TASK REQUIREMENTS: Looking at the data, count the lines where the word "Export" occurs and answer with only the number.

DATASET RECORDS:
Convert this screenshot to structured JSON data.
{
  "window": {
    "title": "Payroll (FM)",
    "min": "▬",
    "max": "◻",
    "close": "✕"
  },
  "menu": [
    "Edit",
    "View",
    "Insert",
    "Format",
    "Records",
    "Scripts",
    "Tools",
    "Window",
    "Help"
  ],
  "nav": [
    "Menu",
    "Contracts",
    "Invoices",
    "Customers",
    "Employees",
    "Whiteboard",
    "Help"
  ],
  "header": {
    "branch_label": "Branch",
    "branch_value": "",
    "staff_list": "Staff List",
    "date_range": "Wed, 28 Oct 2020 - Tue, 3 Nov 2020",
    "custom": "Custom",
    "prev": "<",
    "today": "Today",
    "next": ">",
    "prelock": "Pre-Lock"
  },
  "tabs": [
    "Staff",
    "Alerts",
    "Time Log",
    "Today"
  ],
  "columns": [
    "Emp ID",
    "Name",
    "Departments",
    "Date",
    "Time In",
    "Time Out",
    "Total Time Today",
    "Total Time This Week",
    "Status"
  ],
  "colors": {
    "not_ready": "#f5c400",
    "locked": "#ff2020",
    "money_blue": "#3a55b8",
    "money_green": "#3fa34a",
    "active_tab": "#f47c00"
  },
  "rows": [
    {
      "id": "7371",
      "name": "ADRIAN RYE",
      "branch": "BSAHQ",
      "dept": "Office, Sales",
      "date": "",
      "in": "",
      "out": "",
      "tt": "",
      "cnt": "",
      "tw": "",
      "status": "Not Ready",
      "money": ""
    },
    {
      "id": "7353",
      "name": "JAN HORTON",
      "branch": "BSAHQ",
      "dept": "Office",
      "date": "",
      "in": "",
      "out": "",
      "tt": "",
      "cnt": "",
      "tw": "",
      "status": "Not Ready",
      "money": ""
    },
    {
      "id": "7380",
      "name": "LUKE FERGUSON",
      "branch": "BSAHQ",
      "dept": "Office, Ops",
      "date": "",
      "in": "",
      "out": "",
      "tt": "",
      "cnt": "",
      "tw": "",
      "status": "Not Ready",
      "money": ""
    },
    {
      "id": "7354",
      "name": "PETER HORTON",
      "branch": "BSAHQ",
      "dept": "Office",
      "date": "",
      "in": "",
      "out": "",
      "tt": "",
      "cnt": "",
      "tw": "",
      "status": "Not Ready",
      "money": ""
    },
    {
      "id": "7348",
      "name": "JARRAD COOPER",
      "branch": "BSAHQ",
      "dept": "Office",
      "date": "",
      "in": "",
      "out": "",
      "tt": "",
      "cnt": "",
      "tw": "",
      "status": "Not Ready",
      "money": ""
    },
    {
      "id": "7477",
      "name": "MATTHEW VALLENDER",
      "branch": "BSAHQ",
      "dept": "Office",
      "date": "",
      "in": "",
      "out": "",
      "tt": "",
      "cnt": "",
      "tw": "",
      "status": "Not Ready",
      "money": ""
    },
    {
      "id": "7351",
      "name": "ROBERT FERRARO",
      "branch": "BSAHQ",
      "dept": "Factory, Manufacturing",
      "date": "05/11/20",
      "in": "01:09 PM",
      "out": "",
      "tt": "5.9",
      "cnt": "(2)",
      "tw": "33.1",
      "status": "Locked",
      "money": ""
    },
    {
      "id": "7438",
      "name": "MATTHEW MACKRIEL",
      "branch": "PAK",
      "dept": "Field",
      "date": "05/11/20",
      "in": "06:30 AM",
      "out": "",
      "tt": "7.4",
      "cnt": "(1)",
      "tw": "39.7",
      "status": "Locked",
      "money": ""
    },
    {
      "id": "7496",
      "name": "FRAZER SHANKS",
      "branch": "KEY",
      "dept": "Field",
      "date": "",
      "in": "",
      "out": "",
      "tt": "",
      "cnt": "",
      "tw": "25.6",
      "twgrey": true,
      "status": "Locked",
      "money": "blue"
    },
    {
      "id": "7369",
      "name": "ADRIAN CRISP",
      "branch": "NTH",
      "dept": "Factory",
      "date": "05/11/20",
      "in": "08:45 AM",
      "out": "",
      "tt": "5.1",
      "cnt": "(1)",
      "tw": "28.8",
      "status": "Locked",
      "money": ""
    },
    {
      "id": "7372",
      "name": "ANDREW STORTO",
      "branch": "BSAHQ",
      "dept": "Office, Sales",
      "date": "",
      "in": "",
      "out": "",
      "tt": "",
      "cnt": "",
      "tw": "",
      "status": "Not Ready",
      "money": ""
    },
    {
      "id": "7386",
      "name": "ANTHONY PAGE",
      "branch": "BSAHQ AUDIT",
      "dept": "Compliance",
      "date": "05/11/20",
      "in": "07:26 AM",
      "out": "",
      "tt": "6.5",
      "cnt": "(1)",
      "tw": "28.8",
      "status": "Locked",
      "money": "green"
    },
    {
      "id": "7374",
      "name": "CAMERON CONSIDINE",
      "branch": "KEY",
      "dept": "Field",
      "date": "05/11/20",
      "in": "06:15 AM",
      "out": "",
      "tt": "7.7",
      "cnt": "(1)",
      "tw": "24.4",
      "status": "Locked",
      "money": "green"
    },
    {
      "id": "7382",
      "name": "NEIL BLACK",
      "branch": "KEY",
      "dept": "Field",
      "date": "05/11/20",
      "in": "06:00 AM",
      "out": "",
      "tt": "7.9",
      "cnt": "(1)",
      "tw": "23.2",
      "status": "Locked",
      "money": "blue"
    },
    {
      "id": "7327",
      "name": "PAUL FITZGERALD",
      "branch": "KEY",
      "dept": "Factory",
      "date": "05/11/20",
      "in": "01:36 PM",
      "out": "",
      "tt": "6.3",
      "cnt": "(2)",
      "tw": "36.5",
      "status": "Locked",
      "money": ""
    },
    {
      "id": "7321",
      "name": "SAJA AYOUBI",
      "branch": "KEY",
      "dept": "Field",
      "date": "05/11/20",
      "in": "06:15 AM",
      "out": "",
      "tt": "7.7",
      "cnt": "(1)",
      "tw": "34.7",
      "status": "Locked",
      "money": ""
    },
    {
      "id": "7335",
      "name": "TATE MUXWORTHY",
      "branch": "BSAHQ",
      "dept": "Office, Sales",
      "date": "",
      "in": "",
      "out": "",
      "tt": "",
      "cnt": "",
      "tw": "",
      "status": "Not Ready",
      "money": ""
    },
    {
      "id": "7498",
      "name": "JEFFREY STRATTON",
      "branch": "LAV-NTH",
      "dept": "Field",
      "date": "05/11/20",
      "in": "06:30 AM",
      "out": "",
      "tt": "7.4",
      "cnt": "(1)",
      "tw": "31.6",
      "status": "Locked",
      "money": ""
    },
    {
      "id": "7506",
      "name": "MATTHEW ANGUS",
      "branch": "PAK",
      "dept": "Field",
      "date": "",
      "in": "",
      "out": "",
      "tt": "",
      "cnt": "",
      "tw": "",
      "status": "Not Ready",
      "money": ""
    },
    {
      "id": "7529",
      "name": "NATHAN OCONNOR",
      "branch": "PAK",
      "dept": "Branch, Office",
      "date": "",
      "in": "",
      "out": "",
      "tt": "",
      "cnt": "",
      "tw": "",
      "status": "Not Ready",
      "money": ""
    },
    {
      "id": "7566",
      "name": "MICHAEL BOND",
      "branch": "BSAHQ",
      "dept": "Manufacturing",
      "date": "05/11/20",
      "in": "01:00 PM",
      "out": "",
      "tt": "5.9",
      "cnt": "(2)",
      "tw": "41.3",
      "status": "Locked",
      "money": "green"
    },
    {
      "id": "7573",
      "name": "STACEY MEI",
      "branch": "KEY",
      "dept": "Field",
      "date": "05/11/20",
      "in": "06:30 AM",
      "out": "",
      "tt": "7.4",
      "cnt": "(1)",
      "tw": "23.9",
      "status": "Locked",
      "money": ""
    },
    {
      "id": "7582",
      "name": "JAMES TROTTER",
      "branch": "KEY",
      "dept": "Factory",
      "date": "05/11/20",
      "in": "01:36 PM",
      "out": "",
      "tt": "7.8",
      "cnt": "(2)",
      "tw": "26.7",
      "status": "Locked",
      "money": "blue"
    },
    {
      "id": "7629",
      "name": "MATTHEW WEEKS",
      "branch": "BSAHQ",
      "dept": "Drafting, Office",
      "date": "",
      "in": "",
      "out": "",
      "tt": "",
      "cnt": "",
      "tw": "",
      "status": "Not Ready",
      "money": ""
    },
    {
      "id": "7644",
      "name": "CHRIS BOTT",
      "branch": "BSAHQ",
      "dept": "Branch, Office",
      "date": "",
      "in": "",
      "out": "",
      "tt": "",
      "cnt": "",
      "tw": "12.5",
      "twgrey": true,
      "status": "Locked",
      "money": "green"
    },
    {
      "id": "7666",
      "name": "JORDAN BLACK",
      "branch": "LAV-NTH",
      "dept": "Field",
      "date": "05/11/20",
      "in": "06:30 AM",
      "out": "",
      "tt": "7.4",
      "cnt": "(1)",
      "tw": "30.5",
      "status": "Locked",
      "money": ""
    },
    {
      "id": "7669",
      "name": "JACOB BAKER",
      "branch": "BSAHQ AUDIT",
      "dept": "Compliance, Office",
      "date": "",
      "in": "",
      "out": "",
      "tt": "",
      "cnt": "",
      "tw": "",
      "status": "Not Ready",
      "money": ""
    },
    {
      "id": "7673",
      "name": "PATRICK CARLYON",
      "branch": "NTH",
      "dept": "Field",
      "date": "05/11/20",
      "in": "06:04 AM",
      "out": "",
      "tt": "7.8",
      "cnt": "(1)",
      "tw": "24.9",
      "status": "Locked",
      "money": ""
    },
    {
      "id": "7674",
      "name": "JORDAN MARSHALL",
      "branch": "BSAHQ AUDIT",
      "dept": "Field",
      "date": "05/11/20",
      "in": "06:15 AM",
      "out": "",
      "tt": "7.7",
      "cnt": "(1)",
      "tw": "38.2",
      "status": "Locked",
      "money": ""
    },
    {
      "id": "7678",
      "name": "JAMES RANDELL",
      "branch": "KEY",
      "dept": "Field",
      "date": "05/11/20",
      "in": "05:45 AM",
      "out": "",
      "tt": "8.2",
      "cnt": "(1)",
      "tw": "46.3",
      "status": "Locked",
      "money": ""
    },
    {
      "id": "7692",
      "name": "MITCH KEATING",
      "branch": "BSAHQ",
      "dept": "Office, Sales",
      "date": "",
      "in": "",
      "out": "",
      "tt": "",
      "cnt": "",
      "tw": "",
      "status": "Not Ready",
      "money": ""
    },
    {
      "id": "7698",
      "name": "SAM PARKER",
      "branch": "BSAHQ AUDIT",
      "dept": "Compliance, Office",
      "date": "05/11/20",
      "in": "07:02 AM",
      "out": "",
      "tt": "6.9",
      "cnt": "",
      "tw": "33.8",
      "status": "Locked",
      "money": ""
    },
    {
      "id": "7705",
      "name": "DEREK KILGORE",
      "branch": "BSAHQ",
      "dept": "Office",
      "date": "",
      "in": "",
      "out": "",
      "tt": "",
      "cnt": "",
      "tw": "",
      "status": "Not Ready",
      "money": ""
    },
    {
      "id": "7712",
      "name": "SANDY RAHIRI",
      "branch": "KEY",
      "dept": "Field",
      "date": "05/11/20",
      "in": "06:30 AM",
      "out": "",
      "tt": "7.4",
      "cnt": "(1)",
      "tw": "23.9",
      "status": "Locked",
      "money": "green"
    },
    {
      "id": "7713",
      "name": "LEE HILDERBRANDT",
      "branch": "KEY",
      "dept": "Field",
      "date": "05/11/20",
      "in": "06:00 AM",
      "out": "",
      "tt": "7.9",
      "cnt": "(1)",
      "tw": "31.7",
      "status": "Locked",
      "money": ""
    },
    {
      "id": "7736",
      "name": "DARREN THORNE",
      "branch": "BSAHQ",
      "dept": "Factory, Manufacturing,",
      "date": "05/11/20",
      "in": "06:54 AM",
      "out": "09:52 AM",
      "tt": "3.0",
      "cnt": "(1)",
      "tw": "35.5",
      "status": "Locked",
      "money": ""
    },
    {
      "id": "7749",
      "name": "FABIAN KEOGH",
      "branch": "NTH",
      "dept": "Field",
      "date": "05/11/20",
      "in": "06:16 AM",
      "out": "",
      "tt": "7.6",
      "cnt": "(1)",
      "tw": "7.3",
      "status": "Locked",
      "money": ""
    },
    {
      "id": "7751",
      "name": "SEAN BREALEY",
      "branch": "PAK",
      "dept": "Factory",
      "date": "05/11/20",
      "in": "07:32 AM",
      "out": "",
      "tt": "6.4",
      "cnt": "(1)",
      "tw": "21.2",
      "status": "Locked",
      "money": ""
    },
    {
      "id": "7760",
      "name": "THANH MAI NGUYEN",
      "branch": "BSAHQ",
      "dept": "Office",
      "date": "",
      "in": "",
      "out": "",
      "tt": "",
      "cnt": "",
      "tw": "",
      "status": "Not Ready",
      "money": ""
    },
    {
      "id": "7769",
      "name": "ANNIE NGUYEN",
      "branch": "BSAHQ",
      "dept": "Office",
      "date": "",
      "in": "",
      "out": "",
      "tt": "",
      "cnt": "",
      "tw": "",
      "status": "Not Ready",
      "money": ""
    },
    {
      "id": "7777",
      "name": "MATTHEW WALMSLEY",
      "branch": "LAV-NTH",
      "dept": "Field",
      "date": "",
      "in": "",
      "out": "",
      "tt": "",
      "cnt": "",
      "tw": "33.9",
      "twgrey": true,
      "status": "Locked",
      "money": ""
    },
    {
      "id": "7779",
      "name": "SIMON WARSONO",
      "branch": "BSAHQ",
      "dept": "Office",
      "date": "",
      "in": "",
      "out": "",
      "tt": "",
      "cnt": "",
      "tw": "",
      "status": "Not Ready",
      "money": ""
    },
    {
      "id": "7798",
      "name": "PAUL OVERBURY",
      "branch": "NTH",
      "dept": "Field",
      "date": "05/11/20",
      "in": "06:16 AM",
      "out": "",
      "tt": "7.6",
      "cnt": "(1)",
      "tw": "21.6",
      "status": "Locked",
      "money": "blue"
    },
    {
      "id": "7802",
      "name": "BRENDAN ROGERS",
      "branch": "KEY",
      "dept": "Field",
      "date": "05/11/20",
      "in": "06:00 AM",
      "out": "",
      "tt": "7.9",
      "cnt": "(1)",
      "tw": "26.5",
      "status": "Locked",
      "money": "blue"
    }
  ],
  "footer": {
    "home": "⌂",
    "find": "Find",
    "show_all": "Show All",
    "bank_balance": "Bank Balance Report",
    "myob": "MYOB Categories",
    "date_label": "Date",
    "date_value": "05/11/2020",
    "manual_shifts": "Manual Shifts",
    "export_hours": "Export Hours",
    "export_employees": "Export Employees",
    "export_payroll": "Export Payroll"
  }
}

FINISHED EXERCISE: 3